In Reykjavik in February, there is a singular and engaging event called the Dark Music Days Festival. Contemporary and experimental music are the main focus of this cutting-edge music festival, which encourages artistic discovery and pushes the limits of conventional genres. The festival draws artists, composers, and music lovers from all over the world, fostering an environment that is innovative and creative.
Attendees have the choice of a wide selection of concerts, seminars, and talks during the festival. Concerts offer a unique aural experience with anything from ambient soundscapes to electronic and orchestral music. The distinction between music, the visual arts, and technology are frequently blurred by musicians’ collaborations with artists from other fields.
3: Thorrablót Celebrations
Icelandics celebrate Thorrablót, a traditional mid-winter festival, far into February. Locals congregate to feast on traditional Icelandic foods and mark the end of winter during Thorrablót, a historic Viking festival that is a testimony to the nation’s cultural history.
The festival’s menu frequently features unusual treats that can surprise newcomers. Foodies with a sense of adventure can try “hakarl,” a fermented shark meat dish with a strong scent and complex flavour. Sheep’s head, known as “svid,” is another unusual meal that is cooked and occasionally singed before being served. In addition, among the customary offerings for Thorrablót are “hrutspungar,” or sour ram’s testicles.
4: Reykjavik International Games
Top athletes from all over the world come together for the spectacular Reykjavik International Games to compete in a variety of sports. This multi-sport event, which takes place in February, ups the excitement level of Iceland’s winter season. A wide variety of sports, including gymnastics, weightlifting, karate, swimming, and more, are available for both participants and spectators to enjoy. The events draw athletes of all ages and skill levels, fostering a welcoming and jovial atmosphere.
The Reykjavik International Games provide a chance to see elite athletic achievements against the breathtaking backdrop of Iceland’s winter landscapes, whether you’re a sports aficionado or just a casual observer. Athletes and fans unite to celebrate their shared love of sports during the event, which also develops a feeling of global togetherness. The warm and friendly spirit of the Icelandic people enhances the overall experience, making it a celebration of athleticism that also fosters friendship and camaraderie.
5: Northern Lights Tours- Iceland in February
A fantastic opportunity to see Iceland’s captivating Northern Lights is available in February. The long winter evenings and clear winter skies make for ideal viewing conditions for this beautiful natural phenomena. Tour companies provide escorted excursions to excellent viewing areas where tourists have the highest opportunity of seeing the Aurora Borealis dance. The chances of spotting the elusive lights increase when one travels outside of urban areas and into more rural and undeveloped places.

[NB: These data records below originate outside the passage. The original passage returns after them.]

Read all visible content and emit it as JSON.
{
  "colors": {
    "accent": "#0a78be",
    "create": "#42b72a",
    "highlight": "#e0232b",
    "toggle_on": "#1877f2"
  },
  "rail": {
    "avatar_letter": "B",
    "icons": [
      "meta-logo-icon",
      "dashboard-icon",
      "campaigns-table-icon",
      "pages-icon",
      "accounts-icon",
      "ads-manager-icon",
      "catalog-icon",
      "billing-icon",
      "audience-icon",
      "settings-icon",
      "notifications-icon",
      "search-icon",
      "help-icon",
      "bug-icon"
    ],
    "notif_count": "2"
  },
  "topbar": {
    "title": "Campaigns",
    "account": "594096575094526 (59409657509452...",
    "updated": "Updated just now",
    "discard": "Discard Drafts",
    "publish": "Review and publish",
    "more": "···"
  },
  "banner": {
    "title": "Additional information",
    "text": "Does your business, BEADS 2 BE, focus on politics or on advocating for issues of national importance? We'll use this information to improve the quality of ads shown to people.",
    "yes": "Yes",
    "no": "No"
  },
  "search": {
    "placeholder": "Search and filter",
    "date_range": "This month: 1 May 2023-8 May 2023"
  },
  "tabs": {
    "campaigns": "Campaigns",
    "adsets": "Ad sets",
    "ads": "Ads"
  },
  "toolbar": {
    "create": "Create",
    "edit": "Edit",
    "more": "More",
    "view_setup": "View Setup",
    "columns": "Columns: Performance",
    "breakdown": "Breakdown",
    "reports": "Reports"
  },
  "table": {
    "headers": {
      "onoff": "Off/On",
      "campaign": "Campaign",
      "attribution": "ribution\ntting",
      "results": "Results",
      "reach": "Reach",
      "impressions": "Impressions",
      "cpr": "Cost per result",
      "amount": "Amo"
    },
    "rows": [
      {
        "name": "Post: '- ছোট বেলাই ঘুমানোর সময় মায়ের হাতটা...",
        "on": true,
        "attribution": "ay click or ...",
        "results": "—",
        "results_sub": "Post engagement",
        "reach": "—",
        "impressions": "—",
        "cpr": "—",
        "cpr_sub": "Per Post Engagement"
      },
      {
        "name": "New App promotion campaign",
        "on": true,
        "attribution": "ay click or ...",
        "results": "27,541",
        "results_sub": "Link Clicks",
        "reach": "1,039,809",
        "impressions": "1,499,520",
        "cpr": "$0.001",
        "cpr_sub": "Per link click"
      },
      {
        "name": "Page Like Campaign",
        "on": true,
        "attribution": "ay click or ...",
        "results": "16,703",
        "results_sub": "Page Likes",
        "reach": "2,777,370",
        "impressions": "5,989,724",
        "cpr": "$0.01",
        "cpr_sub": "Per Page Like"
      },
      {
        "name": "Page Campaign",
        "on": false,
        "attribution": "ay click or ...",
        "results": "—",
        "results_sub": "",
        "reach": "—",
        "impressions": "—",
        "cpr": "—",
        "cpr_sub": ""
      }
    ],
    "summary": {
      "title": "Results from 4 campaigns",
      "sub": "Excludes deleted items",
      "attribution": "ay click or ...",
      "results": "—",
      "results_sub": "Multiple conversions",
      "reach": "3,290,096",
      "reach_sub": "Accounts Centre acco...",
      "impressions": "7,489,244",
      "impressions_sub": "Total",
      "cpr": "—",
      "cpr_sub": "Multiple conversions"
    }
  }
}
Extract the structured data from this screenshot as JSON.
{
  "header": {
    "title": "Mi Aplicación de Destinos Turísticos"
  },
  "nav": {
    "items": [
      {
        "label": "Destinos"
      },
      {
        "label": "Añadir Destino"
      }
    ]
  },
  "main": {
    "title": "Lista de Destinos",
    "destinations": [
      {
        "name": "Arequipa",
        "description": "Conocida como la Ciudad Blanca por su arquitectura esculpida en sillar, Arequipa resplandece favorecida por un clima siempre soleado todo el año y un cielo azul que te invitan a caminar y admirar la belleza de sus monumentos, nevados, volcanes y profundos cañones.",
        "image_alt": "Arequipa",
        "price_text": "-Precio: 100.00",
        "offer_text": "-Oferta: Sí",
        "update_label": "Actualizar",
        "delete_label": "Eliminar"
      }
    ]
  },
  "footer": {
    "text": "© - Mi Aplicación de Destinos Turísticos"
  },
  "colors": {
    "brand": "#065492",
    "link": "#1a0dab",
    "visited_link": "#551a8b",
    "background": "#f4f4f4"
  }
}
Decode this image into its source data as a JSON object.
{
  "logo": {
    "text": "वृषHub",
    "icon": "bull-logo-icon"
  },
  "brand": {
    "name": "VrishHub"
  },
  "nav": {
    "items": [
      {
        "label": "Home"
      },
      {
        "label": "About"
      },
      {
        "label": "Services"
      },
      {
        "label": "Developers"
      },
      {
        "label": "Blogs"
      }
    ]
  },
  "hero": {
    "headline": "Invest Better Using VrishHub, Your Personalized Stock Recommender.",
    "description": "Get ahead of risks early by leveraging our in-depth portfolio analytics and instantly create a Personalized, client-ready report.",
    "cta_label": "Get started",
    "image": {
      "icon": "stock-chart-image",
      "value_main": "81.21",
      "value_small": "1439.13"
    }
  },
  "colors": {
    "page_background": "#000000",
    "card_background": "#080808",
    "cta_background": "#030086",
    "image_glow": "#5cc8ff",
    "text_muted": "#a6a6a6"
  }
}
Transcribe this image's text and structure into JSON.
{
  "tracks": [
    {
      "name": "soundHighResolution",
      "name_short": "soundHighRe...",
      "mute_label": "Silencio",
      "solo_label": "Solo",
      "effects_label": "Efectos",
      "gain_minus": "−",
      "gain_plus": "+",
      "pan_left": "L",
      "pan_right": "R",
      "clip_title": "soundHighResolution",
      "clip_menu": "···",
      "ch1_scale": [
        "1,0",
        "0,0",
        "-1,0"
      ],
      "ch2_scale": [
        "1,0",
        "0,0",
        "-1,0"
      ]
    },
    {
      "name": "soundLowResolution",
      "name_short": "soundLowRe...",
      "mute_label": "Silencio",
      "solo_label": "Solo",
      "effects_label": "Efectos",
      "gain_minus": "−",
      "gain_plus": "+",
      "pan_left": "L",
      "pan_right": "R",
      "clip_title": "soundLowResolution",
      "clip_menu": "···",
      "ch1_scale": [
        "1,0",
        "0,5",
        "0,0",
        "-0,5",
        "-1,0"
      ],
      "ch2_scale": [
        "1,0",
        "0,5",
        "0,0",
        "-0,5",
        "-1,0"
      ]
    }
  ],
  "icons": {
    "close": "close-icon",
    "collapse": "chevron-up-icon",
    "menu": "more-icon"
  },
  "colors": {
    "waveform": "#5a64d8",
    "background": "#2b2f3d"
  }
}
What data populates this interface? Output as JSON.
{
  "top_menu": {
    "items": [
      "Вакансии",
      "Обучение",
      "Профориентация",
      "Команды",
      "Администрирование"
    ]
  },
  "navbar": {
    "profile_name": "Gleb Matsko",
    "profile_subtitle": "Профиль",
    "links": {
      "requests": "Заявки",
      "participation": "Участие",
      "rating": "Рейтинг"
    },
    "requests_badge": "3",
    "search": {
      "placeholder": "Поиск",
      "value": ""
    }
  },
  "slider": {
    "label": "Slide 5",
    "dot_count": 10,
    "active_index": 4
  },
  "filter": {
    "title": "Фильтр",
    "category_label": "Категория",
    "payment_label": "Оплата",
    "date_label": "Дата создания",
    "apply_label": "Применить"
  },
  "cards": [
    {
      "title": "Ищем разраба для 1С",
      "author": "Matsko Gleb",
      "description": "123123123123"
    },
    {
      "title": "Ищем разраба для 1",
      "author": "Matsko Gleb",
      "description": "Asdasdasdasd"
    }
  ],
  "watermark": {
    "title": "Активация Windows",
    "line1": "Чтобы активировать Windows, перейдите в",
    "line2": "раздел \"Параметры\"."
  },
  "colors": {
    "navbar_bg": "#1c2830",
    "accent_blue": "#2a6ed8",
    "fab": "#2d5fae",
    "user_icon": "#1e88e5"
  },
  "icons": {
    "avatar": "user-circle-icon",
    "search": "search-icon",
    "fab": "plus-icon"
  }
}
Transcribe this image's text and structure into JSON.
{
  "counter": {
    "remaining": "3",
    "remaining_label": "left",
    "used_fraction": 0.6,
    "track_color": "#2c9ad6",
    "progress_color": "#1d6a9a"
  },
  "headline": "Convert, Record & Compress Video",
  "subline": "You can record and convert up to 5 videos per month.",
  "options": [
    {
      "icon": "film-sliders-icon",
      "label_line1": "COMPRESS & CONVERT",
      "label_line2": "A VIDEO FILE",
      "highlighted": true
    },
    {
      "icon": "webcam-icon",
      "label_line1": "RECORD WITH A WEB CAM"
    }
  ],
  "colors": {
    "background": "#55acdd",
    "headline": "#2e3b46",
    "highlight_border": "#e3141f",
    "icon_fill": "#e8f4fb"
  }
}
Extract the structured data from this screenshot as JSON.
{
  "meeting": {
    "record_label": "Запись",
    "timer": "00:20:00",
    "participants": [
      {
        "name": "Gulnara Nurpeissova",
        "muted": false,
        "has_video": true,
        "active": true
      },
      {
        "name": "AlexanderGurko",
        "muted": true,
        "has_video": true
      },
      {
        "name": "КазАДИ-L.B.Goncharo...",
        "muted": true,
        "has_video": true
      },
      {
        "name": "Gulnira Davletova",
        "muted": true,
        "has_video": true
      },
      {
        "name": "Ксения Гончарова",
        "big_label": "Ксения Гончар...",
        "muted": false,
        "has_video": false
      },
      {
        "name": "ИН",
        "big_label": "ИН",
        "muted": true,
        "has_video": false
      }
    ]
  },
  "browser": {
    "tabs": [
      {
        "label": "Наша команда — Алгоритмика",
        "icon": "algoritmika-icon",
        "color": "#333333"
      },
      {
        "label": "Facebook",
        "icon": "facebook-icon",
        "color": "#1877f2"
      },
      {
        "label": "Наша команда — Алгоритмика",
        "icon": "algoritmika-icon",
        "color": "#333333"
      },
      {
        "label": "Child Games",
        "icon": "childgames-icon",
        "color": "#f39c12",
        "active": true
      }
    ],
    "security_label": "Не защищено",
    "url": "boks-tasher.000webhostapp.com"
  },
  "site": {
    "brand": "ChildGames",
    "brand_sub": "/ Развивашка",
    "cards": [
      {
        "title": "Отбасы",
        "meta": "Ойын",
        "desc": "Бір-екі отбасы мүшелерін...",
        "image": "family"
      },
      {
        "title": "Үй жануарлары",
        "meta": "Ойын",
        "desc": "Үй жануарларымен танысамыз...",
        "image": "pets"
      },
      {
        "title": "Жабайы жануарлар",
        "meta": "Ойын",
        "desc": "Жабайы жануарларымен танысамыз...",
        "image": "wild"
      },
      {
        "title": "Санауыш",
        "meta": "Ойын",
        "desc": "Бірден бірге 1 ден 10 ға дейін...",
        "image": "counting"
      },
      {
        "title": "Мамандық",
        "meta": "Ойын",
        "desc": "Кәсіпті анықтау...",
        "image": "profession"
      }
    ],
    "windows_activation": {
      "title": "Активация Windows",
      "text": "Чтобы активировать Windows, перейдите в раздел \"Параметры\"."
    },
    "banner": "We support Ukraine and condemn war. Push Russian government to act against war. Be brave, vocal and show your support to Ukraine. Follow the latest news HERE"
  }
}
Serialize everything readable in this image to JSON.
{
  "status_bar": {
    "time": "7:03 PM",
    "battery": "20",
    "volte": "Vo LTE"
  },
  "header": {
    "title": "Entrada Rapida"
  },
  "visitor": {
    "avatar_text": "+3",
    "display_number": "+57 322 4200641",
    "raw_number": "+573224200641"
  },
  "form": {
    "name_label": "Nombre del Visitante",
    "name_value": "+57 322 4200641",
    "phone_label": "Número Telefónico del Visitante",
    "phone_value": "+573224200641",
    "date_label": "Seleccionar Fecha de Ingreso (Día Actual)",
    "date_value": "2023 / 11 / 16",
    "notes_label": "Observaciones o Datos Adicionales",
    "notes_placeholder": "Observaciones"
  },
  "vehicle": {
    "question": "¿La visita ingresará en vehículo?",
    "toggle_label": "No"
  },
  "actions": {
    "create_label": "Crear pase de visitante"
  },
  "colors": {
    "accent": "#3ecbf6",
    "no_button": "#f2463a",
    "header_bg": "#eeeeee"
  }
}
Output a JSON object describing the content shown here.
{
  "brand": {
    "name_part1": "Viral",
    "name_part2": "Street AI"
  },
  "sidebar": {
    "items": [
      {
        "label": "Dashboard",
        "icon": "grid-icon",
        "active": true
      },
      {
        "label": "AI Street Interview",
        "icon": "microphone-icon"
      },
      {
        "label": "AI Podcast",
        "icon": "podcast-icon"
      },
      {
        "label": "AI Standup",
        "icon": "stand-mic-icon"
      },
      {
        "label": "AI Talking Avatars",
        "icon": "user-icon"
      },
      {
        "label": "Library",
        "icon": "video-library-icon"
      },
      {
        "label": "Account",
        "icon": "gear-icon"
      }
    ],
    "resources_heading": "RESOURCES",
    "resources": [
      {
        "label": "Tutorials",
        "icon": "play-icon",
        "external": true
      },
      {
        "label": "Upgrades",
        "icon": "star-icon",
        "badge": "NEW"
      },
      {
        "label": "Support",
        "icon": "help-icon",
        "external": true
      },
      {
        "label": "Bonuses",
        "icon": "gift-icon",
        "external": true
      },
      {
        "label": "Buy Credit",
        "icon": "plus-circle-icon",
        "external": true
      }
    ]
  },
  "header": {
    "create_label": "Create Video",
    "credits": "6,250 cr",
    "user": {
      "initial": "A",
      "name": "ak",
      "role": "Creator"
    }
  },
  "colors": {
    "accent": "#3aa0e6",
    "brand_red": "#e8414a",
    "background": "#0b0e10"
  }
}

Popular locations for Northern Lights tours include the Thingvellir National Park, the Jokulsarlon Glacier Lagoon, and the Snaefellsnes Peninsula, which provide spectacular settings for this celestial display. In order to enrich the experience with educational and cultural components, Northern Lights excursions generally offer insights into the science and culture underlying this natural phenomenon. Visitors to Iceland in February are in awe of the arctic attractions of the country after standing under the brilliant hues of the Aurora Borealis amid the country’s icy surroundings.
A thrilling voyage into the world of Arctic charms takes place in Iceland in February. This Nordic island welcomes guests with a winter experience unlike any other, including visiting enchanted ice tunnels, taking part in the Fire and Ice Festival celebrations, relaxing in geothermal spas, and viewing frozen waterfalls. As you go off on an exciting trip amidst nature’s icy splendour in February, allow yourself to be enchanted by Iceland’s Arctic charm.